In the quest for ever-smarter artificial intelligence, it's easy to let hype get ahead of performance.
Perhaps this is not precisely what Turing had in mind.
But in what is being hailed as a triumph in machine learning, Google researchers turned 16,000 processors loose on 10 million thumbnails from YouTube videos to see what they could (machine) learn. This is a vast data set that's an order of magnitude larger than what had been attempted before, according to The New York Times.
What they found was that even without humans training the computers to know certain objects ("This is a cat"), the machines were able to teach themselves the features of a cat face, as you can dimly see above, among many other objects. As one of the researchers told The Times, "[The system] basically invented the concept of a cat" by looking at all those photos and looking for patterns.
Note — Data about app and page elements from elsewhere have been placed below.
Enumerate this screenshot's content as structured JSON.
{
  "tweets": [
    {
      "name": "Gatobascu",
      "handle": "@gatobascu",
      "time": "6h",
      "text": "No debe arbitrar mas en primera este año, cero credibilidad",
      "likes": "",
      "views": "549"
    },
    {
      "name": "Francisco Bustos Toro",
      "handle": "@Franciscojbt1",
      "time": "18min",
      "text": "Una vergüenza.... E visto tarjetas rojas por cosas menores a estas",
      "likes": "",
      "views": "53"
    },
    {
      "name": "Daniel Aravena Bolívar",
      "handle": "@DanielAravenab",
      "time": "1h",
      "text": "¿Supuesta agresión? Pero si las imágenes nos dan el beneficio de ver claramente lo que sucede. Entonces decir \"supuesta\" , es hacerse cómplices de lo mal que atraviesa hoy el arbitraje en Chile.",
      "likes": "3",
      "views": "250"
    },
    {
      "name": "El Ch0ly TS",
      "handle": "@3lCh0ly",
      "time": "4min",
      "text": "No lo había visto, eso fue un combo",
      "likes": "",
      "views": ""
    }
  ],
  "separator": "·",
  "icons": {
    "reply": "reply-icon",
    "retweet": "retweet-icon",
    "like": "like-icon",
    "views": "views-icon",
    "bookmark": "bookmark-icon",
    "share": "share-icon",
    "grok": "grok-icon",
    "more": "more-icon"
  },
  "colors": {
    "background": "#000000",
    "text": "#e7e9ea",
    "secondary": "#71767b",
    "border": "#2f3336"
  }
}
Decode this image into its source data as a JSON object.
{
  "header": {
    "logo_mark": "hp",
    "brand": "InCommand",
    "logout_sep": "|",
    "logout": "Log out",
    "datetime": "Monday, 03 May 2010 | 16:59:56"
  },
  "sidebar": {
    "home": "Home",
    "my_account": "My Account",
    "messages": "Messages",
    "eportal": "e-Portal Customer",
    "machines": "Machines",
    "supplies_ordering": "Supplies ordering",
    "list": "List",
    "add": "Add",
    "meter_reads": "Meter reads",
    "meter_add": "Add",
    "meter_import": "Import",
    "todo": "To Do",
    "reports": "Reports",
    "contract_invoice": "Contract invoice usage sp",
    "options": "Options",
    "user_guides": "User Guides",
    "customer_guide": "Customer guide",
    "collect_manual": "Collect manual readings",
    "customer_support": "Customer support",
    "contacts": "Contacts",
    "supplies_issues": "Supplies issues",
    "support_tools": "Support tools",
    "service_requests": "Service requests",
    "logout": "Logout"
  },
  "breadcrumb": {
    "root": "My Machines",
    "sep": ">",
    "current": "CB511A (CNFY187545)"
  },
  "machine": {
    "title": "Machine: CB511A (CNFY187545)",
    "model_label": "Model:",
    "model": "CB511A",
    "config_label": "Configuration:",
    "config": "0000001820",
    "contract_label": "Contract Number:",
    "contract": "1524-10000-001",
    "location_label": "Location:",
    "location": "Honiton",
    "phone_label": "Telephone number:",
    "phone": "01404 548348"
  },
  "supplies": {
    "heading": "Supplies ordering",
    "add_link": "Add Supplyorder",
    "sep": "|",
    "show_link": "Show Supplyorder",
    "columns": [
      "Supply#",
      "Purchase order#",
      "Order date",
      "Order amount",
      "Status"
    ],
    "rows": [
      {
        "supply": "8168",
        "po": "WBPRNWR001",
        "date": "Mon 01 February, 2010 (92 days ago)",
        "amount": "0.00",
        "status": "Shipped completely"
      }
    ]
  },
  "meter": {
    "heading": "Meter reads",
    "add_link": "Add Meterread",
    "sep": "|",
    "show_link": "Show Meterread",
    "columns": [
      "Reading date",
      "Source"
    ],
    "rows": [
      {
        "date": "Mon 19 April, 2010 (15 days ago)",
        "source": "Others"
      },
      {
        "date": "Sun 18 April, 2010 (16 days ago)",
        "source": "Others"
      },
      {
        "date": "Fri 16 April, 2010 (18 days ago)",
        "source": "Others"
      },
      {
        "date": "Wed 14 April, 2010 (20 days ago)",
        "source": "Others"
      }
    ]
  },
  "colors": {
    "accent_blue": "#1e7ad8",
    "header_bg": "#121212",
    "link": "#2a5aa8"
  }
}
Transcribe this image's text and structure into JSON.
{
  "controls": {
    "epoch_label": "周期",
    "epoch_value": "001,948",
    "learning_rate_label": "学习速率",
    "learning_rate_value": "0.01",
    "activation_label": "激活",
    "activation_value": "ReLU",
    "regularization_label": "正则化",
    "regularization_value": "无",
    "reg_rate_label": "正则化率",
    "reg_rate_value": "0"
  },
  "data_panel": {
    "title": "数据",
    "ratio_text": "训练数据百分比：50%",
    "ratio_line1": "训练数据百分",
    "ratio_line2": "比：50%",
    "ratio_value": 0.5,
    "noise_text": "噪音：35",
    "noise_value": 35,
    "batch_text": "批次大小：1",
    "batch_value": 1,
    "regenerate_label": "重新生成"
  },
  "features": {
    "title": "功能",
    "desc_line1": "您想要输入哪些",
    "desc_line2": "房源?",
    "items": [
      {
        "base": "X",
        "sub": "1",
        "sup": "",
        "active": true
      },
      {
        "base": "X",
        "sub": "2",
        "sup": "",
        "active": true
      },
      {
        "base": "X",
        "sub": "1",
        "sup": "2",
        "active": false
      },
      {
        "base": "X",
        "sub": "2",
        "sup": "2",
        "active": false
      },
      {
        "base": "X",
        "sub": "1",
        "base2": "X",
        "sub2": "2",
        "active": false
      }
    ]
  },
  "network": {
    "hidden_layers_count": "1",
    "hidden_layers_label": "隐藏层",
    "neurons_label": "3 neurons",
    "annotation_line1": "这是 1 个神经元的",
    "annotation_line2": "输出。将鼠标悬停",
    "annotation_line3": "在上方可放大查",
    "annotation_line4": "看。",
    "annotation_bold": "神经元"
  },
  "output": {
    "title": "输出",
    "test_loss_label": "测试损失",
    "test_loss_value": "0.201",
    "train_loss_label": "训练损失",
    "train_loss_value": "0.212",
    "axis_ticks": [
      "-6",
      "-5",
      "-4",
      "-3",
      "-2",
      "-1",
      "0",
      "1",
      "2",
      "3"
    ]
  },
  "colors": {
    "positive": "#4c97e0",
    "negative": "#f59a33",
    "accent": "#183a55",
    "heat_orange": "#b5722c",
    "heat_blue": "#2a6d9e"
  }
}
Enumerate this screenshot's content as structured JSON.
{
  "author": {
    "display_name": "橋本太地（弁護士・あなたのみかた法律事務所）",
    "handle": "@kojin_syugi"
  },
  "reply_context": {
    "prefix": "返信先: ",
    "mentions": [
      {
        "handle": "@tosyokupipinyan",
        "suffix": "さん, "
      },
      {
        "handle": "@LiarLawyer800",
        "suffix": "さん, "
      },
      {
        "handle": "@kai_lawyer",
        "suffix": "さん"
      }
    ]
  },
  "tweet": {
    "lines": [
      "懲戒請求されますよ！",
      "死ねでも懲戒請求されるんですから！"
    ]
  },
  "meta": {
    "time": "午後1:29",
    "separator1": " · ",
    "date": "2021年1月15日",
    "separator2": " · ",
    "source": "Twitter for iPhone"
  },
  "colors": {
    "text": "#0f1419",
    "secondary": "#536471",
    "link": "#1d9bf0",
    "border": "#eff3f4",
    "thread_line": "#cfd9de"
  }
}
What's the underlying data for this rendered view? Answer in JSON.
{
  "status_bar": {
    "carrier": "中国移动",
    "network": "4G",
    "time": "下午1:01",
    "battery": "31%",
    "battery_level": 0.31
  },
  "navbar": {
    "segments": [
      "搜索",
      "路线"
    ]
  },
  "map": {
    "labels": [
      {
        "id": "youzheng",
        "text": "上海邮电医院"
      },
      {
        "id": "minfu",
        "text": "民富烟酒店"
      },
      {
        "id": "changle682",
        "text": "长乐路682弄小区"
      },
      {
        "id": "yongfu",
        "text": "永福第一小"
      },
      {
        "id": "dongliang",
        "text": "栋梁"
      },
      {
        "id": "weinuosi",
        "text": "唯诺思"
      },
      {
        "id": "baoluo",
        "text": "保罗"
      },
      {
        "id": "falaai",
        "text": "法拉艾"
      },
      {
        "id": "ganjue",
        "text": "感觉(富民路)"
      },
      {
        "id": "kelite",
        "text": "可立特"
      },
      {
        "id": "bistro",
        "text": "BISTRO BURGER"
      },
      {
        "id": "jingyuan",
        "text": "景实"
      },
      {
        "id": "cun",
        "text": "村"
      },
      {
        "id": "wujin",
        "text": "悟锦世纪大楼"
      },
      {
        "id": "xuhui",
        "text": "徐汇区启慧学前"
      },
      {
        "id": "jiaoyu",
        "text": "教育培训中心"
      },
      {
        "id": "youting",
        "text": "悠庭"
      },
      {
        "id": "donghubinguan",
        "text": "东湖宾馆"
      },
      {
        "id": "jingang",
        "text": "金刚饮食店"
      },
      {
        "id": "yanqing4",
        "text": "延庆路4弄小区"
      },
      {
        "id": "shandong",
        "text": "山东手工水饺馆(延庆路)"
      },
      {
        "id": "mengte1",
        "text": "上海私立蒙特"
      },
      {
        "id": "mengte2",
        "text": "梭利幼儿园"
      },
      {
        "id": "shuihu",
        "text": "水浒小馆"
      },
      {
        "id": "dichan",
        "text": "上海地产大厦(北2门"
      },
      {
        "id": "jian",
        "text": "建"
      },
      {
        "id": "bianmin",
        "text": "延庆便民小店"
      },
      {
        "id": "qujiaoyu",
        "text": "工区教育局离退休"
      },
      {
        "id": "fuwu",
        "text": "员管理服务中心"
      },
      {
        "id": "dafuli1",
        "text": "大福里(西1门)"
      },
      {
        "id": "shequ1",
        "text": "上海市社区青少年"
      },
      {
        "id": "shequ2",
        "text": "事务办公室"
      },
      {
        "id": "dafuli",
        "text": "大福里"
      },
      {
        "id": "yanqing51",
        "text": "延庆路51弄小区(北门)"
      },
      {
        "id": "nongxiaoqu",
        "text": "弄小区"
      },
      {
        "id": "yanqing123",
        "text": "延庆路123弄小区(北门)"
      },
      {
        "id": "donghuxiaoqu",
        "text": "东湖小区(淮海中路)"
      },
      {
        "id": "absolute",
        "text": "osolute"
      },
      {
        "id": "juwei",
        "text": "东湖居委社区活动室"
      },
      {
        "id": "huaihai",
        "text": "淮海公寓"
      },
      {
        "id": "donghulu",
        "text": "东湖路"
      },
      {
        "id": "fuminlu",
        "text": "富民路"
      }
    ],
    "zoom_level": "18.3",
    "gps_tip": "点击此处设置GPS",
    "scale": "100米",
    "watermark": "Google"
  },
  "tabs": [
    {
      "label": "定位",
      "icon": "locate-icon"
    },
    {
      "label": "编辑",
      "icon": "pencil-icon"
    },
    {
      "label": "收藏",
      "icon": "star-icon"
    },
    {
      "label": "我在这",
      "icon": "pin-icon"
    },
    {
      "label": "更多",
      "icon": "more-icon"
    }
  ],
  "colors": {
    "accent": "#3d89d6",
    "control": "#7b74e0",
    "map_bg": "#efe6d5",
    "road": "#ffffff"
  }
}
It's an impressive feat, but this is a field that moves slower than its hype (even though its achievements are very real and significant). If we look at the Google researchers' paper, we find that if you show their system a random picture from a database of images, its accuracy is about 16 percent. That's a 70 percent improvement over the state of the art, but it's worth considering what that says about the state of the art.